To the editor:
As an orthopedic surgeon, I am writing to urge New York state legislators to continue funding the Tobacco Control Program. My patients' health and well-being is on the line when they use tobacco, and I believe we need all the assistance we can get to fight this war against the tobacco industry. The North Country Tobacco Cessation Center, funded by New York state's Tobacco Control Program, offers invaluable assistance to health care providers; they provide tools and resources needed to be effective.
I see firsthand how tobacco use creates complications for my patients before and after surgery. Cigarette smoke contains poisons that put your heart at risk. Inhaling carbon monoxide, which is present in cigarette smoke, reduces the amount of oxygen that blood carries to your heart and other vital organs. A decreased amount of oxygen to the site of surgery makes it more difficult for the body to heal and increases risk of infection. In addition, smoking damages a patient's lungs, and smokers are at a greater risk of having breathing problems after anesthesia as a result.
Ideally, people that need surgery should stop smoking six to eight weeks before. This will give the body time to become stronger and increase chances of a quick recovery. Also, stopping smoking will make the hospital stay more comfortable, as no smoking is allowed there, and will improve your health overall.

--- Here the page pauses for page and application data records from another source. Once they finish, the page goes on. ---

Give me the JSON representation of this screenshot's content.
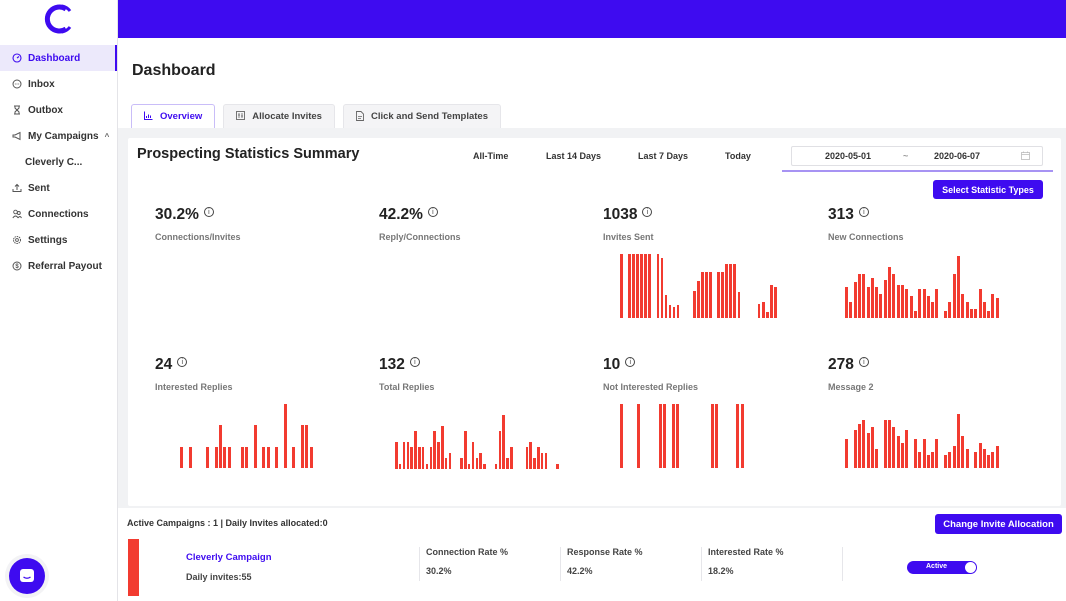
{
  "app": {
    "brand_color": "#3e0bf0",
    "bar_color": "#f23b30"
  },
  "sidebar": {
    "items": [
      {
        "label": "Dashboard",
        "icon": "gauge-icon",
        "active": true
      },
      {
        "label": "Inbox",
        "icon": "chat-bubble-icon"
      },
      {
        "label": "Outbox",
        "icon": "hourglass-icon"
      },
      {
        "label": "My Campaigns",
        "icon": "megaphone-icon",
        "expanded": true
      },
      {
        "label": "Cleverly C...",
        "sub": true
      },
      {
        "label": "Sent",
        "icon": "upload-icon"
      },
      {
        "label": "Connections",
        "icon": "users-icon"
      },
      {
        "label": "Settings",
        "icon": "gear-icon"
      },
      {
        "label": "Referral Payout",
        "icon": "dollar-circle-icon"
      }
    ]
  },
  "header": {
    "title": "Dashboard"
  },
  "tabs": [
    {
      "label": "Overview",
      "icon": "bar-chart-icon",
      "active": true
    },
    {
      "label": "Allocate Invites",
      "icon": "sliders-icon"
    },
    {
      "label": "Click and Send Templates",
      "icon": "document-icon"
    }
  ],
  "stats": {
    "title": "Prospecting Statistics Summary",
    "ranges": [
      "All-Time",
      "Last 14 Days",
      "Last 7 Days",
      "Today"
    ],
    "date_from": "2020-05-01",
    "date_sep": "~",
    "date_to": "2020-06-07",
    "select_types_label": "Select Statistic Types",
    "metrics": [
      {
        "value": "30.2%",
        "label": "Connections/Invites"
      },
      {
        "value": "42.2%",
        "label": "Reply/Connections"
      },
      {
        "value": "1038",
        "label": "Invites Sent"
      },
      {
        "value": "313",
        "label": "New Connections"
      },
      {
        "value": "24",
        "label": "Interested Replies"
      },
      {
        "value": "132",
        "label": "Total Replies"
      },
      {
        "value": "10",
        "label": "Not Interested Replies"
      },
      {
        "value": "278",
        "label": "Message 2"
      }
    ]
  },
  "chart_data": [
    {
      "type": "bar",
      "title": "Invites Sent",
      "xlabel": "",
      "ylabel": "",
      "values": [
        60,
        0,
        60,
        60,
        60,
        60,
        60,
        60,
        0,
        60,
        56,
        22,
        12,
        10,
        12,
        0,
        0,
        0,
        25,
        35,
        43,
        43,
        43,
        0,
        43,
        43,
        51,
        51,
        51,
        24,
        0,
        0,
        0,
        0,
        13,
        15,
        6,
        31,
        29
      ]
    },
    {
      "type": "bar",
      "title": "New Connections",
      "xlabel": "",
      "ylabel": "",
      "values": [
        17,
        9,
        20,
        24,
        24,
        17,
        22,
        17,
        13,
        21,
        28,
        24,
        18,
        18,
        16,
        12,
        4,
        16,
        16,
        12,
        9,
        16,
        0,
        4,
        9,
        24,
        34,
        13,
        9,
        5,
        5,
        16,
        9,
        4,
        13,
        11
      ]
    },
    {
      "type": "bar",
      "title": "Interested Replies",
      "xlabel": "",
      "ylabel": "",
      "values": [
        1,
        0,
        1,
        0,
        0,
        0,
        1,
        0,
        1,
        2,
        1,
        1,
        0,
        0,
        1,
        1,
        0,
        2,
        0,
        1,
        1,
        0,
        1,
        0,
        3,
        0,
        1,
        0,
        2,
        2,
        1
      ]
    },
    {
      "type": "bar",
      "title": "Total Replies",
      "xlabel": "",
      "ylabel": "",
      "values": [
        5,
        1,
        5,
        5,
        4,
        7,
        4,
        4,
        1,
        4,
        7,
        5,
        8,
        2,
        3,
        0,
        0,
        2,
        7,
        1,
        5,
        2,
        3,
        1,
        0,
        0,
        1,
        7,
        10,
        2,
        4,
        0,
        0,
        0,
        4,
        5,
        2,
        4,
        3,
        3,
        0,
        0,
        1
      ]
    },
    {
      "type": "bar",
      "title": "Not Interested Replies",
      "xlabel": "",
      "ylabel": "",
      "values": [
        1,
        0,
        0,
        0,
        1,
        0,
        0,
        0,
        0,
        1,
        1,
        0,
        1,
        1,
        0,
        0,
        0,
        0,
        0,
        0,
        0,
        1,
        1,
        0,
        0,
        0,
        0,
        1,
        1
      ]
    },
    {
      "type": "bar",
      "title": "Message 2",
      "xlabel": "",
      "ylabel": "",
      "values": [
        9,
        0,
        12,
        14,
        15,
        11,
        13,
        6,
        0,
        15,
        15,
        13,
        10,
        8,
        12,
        0,
        9,
        5,
        9,
        4,
        5,
        9,
        0,
        4,
        5,
        7,
        17,
        10,
        6,
        0,
        5,
        8,
        6,
        4,
        5,
        7
      ]
    }
  ],
  "campaigns": {
    "summary": "Active Campaigns : 1 | Daily Invites allocated:0",
    "change_allocation_label": "Change Invite Allocation",
    "rows": [
      {
        "name": "Cleverly Campaign",
        "daily_invites": "Daily invites:55",
        "connection_rate_label": "Connection Rate %",
        "connection_rate": "30.2%",
        "response_rate_label": "Response Rate %",
        "response_rate": "42.2%",
        "interested_rate_label": "Interested Rate %",
        "interested_rate": "18.2%",
        "status": "Active"
      }
    ]
  }
}
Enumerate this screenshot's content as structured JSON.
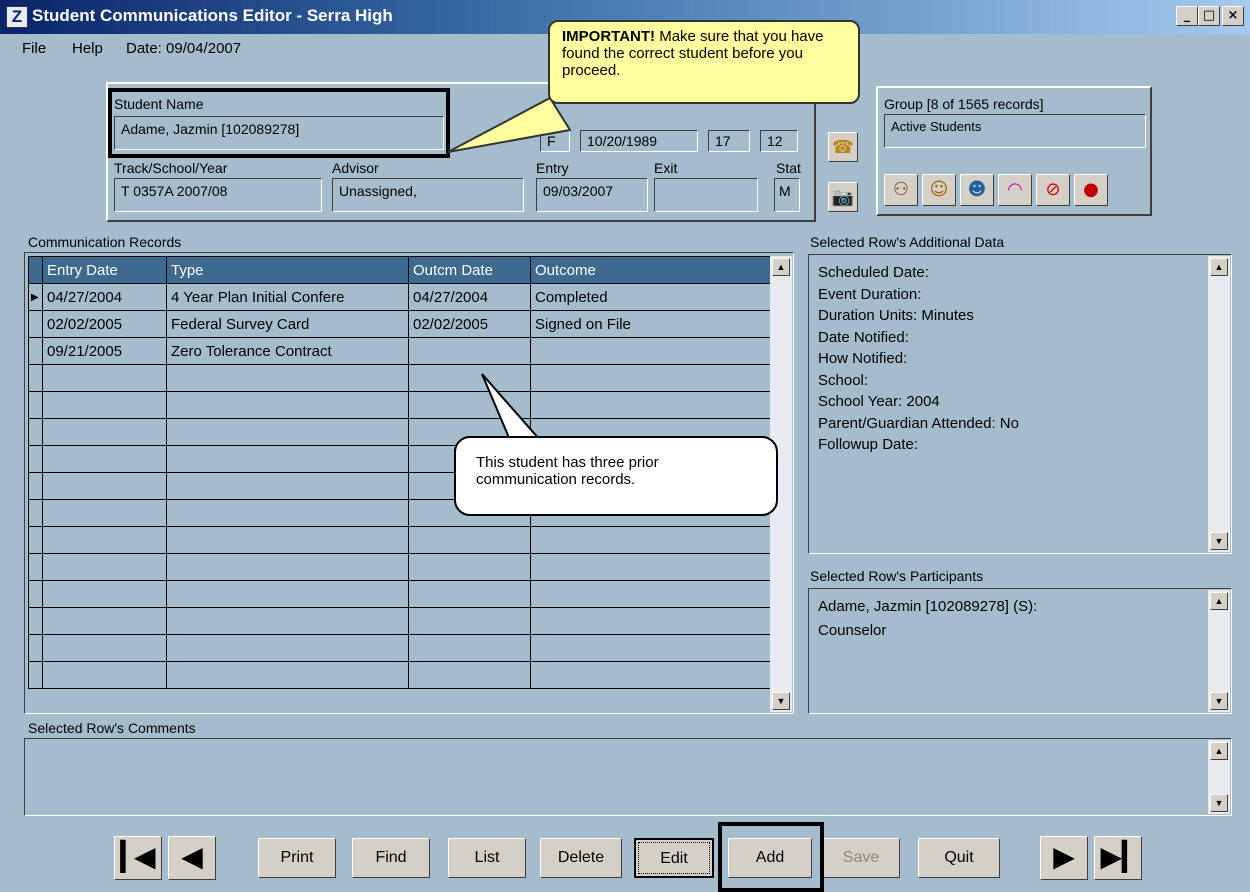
{
  "window": {
    "title": "Student Communications Editor - Serra High",
    "icon_letter": "Z",
    "min": "_",
    "max": "□",
    "close": "×"
  },
  "menu": {
    "file": "File",
    "help": "Help",
    "date": "Date: 09/04/2007"
  },
  "student": {
    "name_label": "Student Name",
    "name_value": "Adame, Jazmin [102089278]",
    "gender": "F",
    "birthdate": "10/20/1989",
    "age": "17",
    "grade": "12",
    "track_label": "Track/School/Year",
    "track_value": "T 0357A 2007/08",
    "advisor_label": "Advisor",
    "advisor_value": "Unassigned,",
    "entry_label": "Entry",
    "entry_value": "09/03/2007",
    "exit_label": "Exit",
    "exit_value": "",
    "stat_label": "Stat",
    "stat_value": "M"
  },
  "group": {
    "label": "Group  [8 of 1565 records]",
    "value": "Active Students"
  },
  "records": {
    "label": "Communication Records",
    "columns": [
      "Entry Date",
      "Type",
      "Outcm Date",
      "Outcome"
    ],
    "rows": [
      [
        "04/27/2004",
        "4 Year Plan Initial Confere",
        "04/27/2004",
        "Completed"
      ],
      [
        "02/02/2005",
        "Federal Survey Card",
        "02/02/2005",
        "Signed on File"
      ],
      [
        "09/21/2005",
        "Zero Tolerance Contract",
        "",
        ""
      ]
    ],
    "empty_rows": 12
  },
  "additional": {
    "label": "Selected Row's Additional Data",
    "lines": [
      "Scheduled Date:",
      "Event Duration:",
      "Duration Units:  Minutes",
      "Date Notified:",
      "How Notified:",
      "School:",
      "School Year:  2004",
      "Parent/Guardian Attended:  No",
      "Followup Date:"
    ]
  },
  "participants": {
    "label": "Selected Row's Participants",
    "line1": "Adame, Jazmin [102089278] (S):",
    "line2": "Counselor"
  },
  "comments": {
    "label": "Selected Row's Comments"
  },
  "buttons": {
    "print": "Print",
    "find": "Find",
    "list": "List",
    "delete": "Delete",
    "edit": "Edit",
    "add": "Add",
    "save": "Save",
    "quit": "Quit",
    "first": "◀",
    "prev": "◀",
    "next": "▶",
    "last": "▶"
  },
  "callouts": {
    "important_bold": "IMPORTANT!",
    "important_rest": " Make sure that you have found the correct student before you proceed.",
    "records_note": "This student has three prior communication records."
  }
}
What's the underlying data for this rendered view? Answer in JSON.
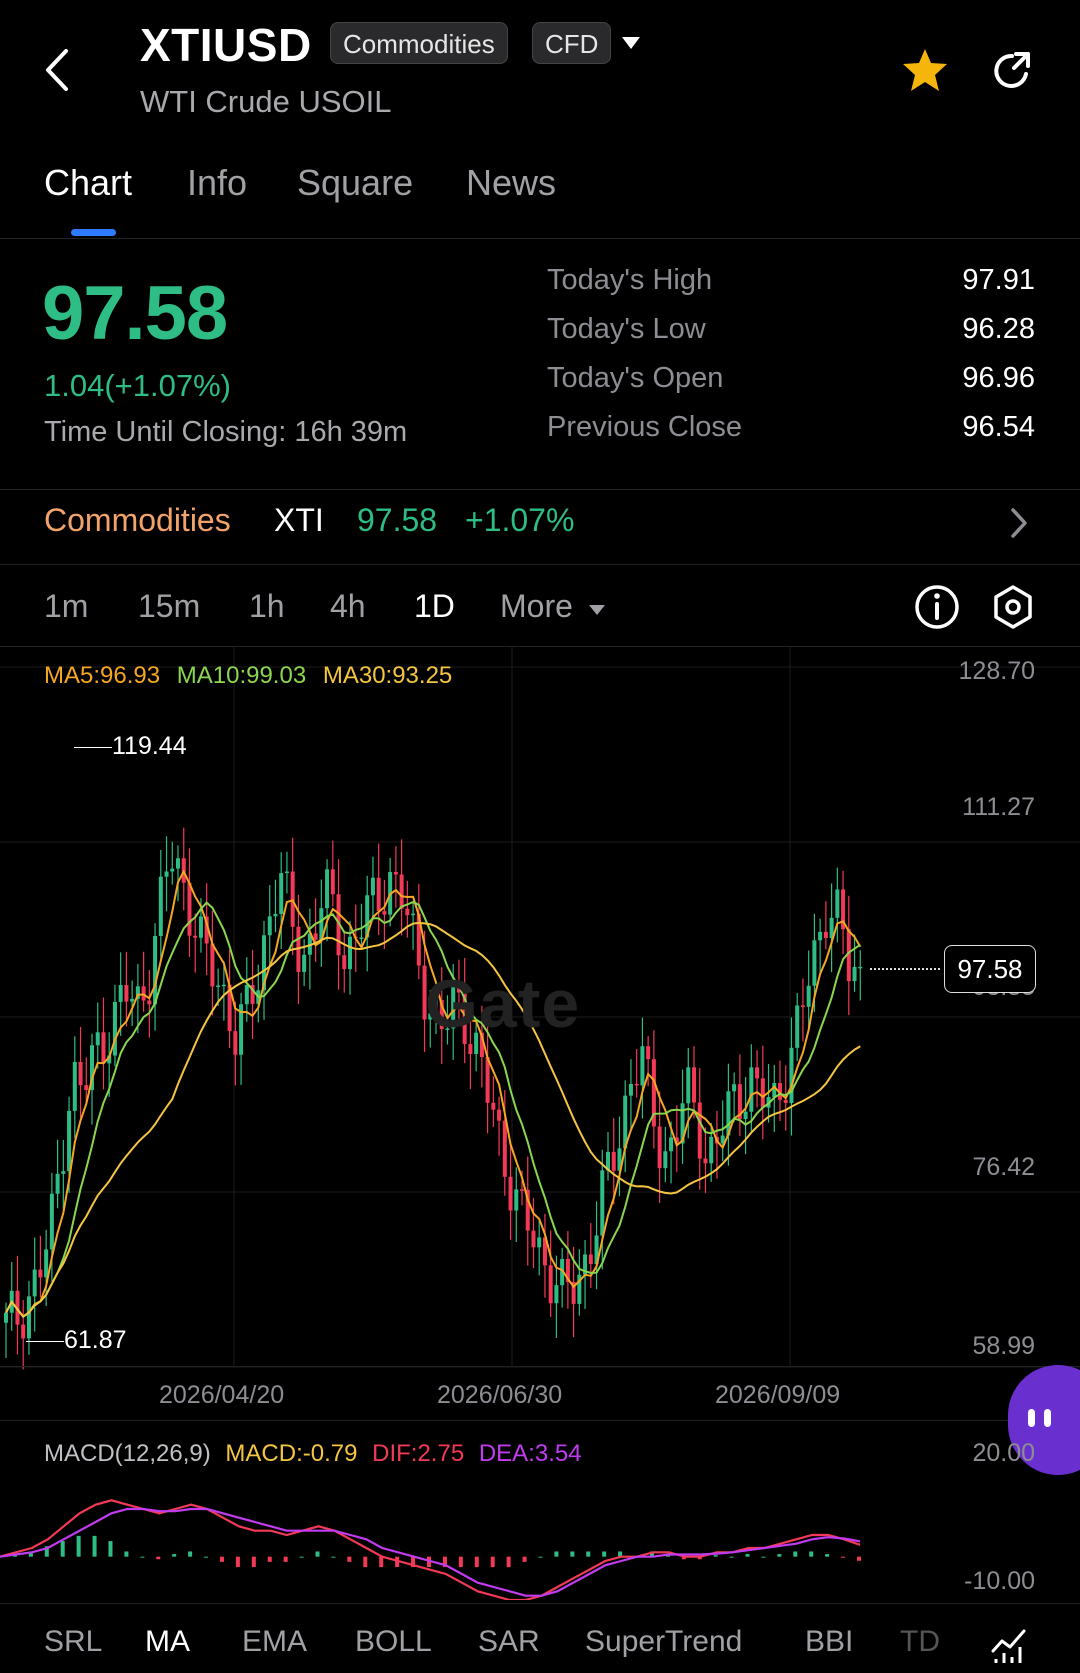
{
  "header": {
    "symbol": "XTIUSD",
    "badge_commodities": "Commodities",
    "badge_cfd": "CFD",
    "subtitle": "WTI Crude USOIL"
  },
  "tabs": [
    {
      "label": "Chart",
      "active": true
    },
    {
      "label": "Info",
      "active": false
    },
    {
      "label": "Square",
      "active": false
    },
    {
      "label": "News",
      "active": false
    }
  ],
  "quote": {
    "price": "97.58",
    "change": "1.04(+1.07%)",
    "closing_label": "Time Until Closing:",
    "closing_value": "16h 39m",
    "stats": [
      {
        "label": "Today's High",
        "value": "97.91"
      },
      {
        "label": "Today's Low",
        "value": "96.28"
      },
      {
        "label": "Today's Open",
        "value": "96.96"
      },
      {
        "label": "Previous Close",
        "value": "96.54"
      }
    ]
  },
  "sector": {
    "category": "Commodities",
    "ticker": "XTI",
    "price": "97.58",
    "change": "+1.07%"
  },
  "periods": [
    {
      "label": "1m",
      "active": false
    },
    {
      "label": "15m",
      "active": false
    },
    {
      "label": "1h",
      "active": false
    },
    {
      "label": "4h",
      "active": false
    },
    {
      "label": "1D",
      "active": true
    },
    {
      "label": "More",
      "active": false
    }
  ],
  "chart_legend": {
    "ma5": "MA5:96.93",
    "ma10": "MA10:99.03",
    "ma30": "MA30:93.25"
  },
  "watermark": "Gate",
  "indicators": [
    "SRL",
    "MA",
    "EMA",
    "BOLL",
    "SAR",
    "SuperTrend",
    "BBI",
    "TD"
  ],
  "active_indicator": "MA",
  "colors": {
    "up": "#2ebd85",
    "down": "#f23a57",
    "ma5": "#f5a623",
    "ma10": "#8bd64f",
    "ma30": "#f5c542",
    "sector": "#f2a36b",
    "accent": "#2f7bff",
    "star": "#f5b50a"
  },
  "chart_data": {
    "type": "candlestick",
    "y_ticks": [
      "128.70",
      "111.27",
      "93.85",
      "76.42",
      "58.99"
    ],
    "ylim": [
      58.99,
      128.7
    ],
    "x_ticks": [
      "2026/04/20",
      "2026/06/30",
      "2026/09/09"
    ],
    "high_marker": "119.44",
    "low_marker": "61.87",
    "last_price": "97.58",
    "series": [
      {
        "name": "MA5",
        "last": 96.93
      },
      {
        "name": "MA10",
        "last": 99.03
      },
      {
        "name": "MA30",
        "last": 93.25
      }
    ],
    "close_path": [
      63,
      64,
      66,
      68,
      72,
      80,
      88,
      86,
      90,
      92,
      94,
      96,
      95,
      98,
      104,
      110,
      108,
      104,
      100,
      98,
      96,
      92,
      94,
      98,
      104,
      108,
      103,
      100,
      102,
      106,
      104,
      100,
      102,
      104,
      106,
      108,
      106,
      102,
      98,
      94,
      92,
      96,
      94,
      90,
      86,
      82,
      78,
      74,
      72,
      70,
      68,
      66,
      67,
      70,
      74,
      78,
      82,
      88,
      90,
      84,
      80,
      82,
      86,
      84,
      80,
      82,
      84,
      86,
      88,
      86,
      84,
      88,
      92,
      96,
      100,
      106,
      104,
      98,
      97.58
    ],
    "macd": {
      "label": "MACD(12,26,9)",
      "macd_label": "MACD:-0.79",
      "dif_label": "DIF:2.75",
      "dea_label": "DEA:3.54",
      "y_ticks": [
        "20.00",
        "-10.00"
      ],
      "ylim": [
        -10,
        20
      ],
      "dif": [
        0,
        1,
        2,
        4,
        7,
        10,
        12,
        13,
        12,
        11,
        10,
        11,
        12,
        11,
        9,
        7,
        6,
        6,
        5,
        6,
        7,
        6,
        4,
        2,
        0,
        -1,
        -2,
        -3,
        -4,
        -6,
        -8,
        -9,
        -10,
        -10,
        -9,
        -7,
        -5,
        -3,
        -1,
        0,
        0,
        1,
        1,
        0,
        0,
        1,
        1,
        2,
        2,
        3,
        4,
        5,
        5,
        4,
        2.75
      ],
      "dea": [
        0,
        0.5,
        1,
        2,
        4,
        6,
        8,
        10,
        11,
        11,
        10.5,
        10.5,
        11,
        11,
        10,
        9,
        8,
        7,
        6,
        6,
        6,
        6,
        5,
        4,
        2,
        1,
        0,
        -1,
        -2,
        -4,
        -6,
        -7,
        -8,
        -9,
        -9,
        -8,
        -6,
        -4,
        -2,
        -1,
        0,
        0,
        0.5,
        0.5,
        0.5,
        0.7,
        1,
        1.5,
        2,
        2.5,
        3,
        4,
        4.5,
        4.2,
        3.54
      ]
    }
  }
}
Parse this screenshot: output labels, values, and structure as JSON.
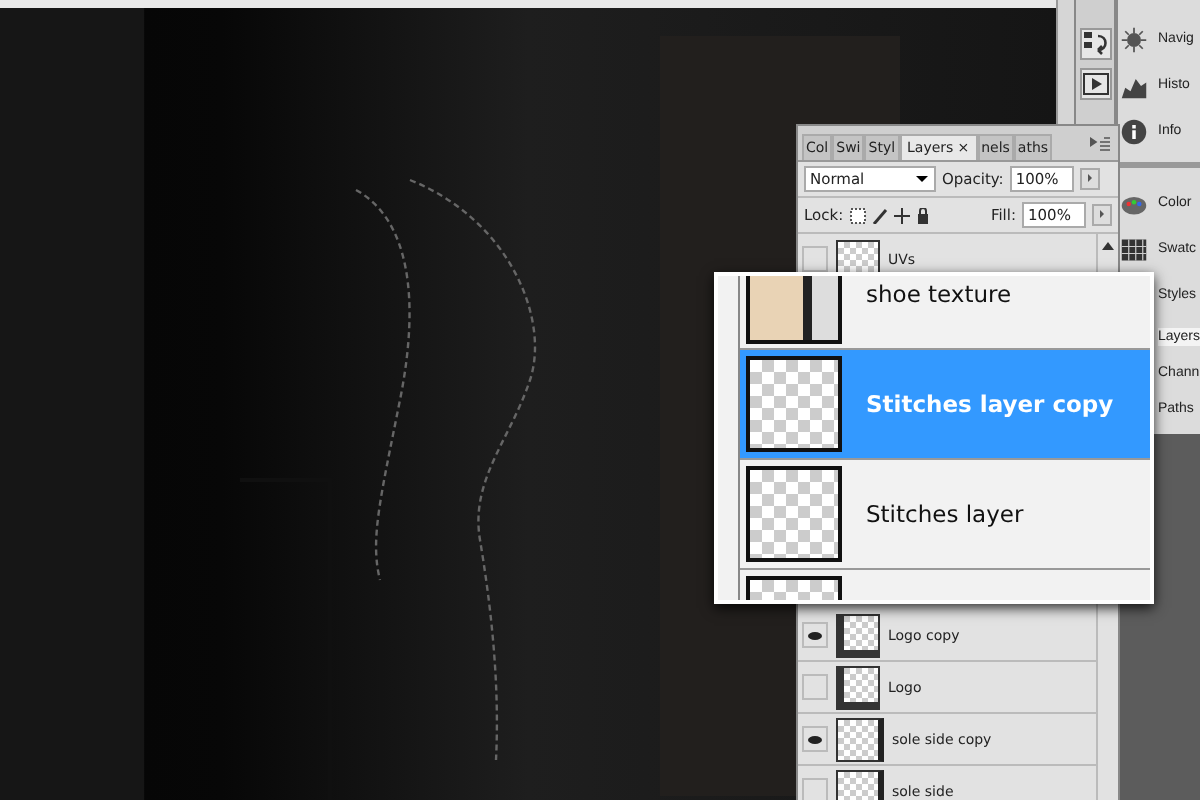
{
  "dock": {
    "groups": [
      {
        "items": [
          {
            "label": "Navig",
            "selected": false
          },
          {
            "label": "Histo",
            "selected": false
          },
          {
            "label": "Info",
            "selected": false
          }
        ]
      },
      {
        "items": [
          {
            "label": "Color",
            "selected": false
          },
          {
            "label": "Swatc",
            "selected": false
          },
          {
            "label": "Styles",
            "selected": false
          },
          {
            "label": "Layers",
            "selected": true
          },
          {
            "label": "Chann",
            "selected": false
          },
          {
            "label": "Paths",
            "selected": false
          }
        ]
      }
    ]
  },
  "layers_panel": {
    "tabs": [
      {
        "label": "Col",
        "selected": false
      },
      {
        "label": "Swi",
        "selected": false
      },
      {
        "label": "Styl",
        "selected": false
      },
      {
        "label": "Layers",
        "selected": true,
        "close": "×"
      },
      {
        "label": "nels",
        "selected": false
      },
      {
        "label": "aths",
        "selected": false
      }
    ],
    "blend_mode": "Normal",
    "opacity_label": "Opacity:",
    "opacity": "100%",
    "lock_label": "Lock:",
    "fill_label": "Fill:",
    "fill": "100%",
    "layers_top": [
      {
        "name": "UVs",
        "visible": false
      }
    ],
    "layers_bottom": [
      {
        "name": "Logo copy",
        "visible": true,
        "kind": "logo"
      },
      {
        "name": "Logo",
        "visible": false,
        "kind": "logo"
      },
      {
        "name": "sole side copy",
        "visible": true,
        "kind": "sole"
      },
      {
        "name": "sole side",
        "visible": false,
        "kind": "sole"
      }
    ]
  },
  "magnifier": {
    "rows": [
      {
        "name": "shoe texture",
        "selected": false,
        "kind": "photo"
      },
      {
        "name": "Stitches layer  copy",
        "selected": true,
        "kind": "empty"
      },
      {
        "name": "Stitches layer",
        "selected": false,
        "kind": "empty"
      },
      {
        "selected": false,
        "kind": "empty"
      }
    ]
  }
}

When you stop smoking, your body begins to heal. Six months after quitting, lung functions improve by 10 percent. After one year, the risk of having a heart attack drops by 50 percent.
If you are a tobacco user, the best thing you can do is to quit. Consider seeing your health care provider and learn how to quit. He/she has the tools to help you quit successfully. Or call the New York state Smokers' Quitline at 1-866-NYQUITS (1-866-697-8487). This is a free confidential service to help you become smoke-free.
Dr. Marco Berard
Alice Hyde Medical Center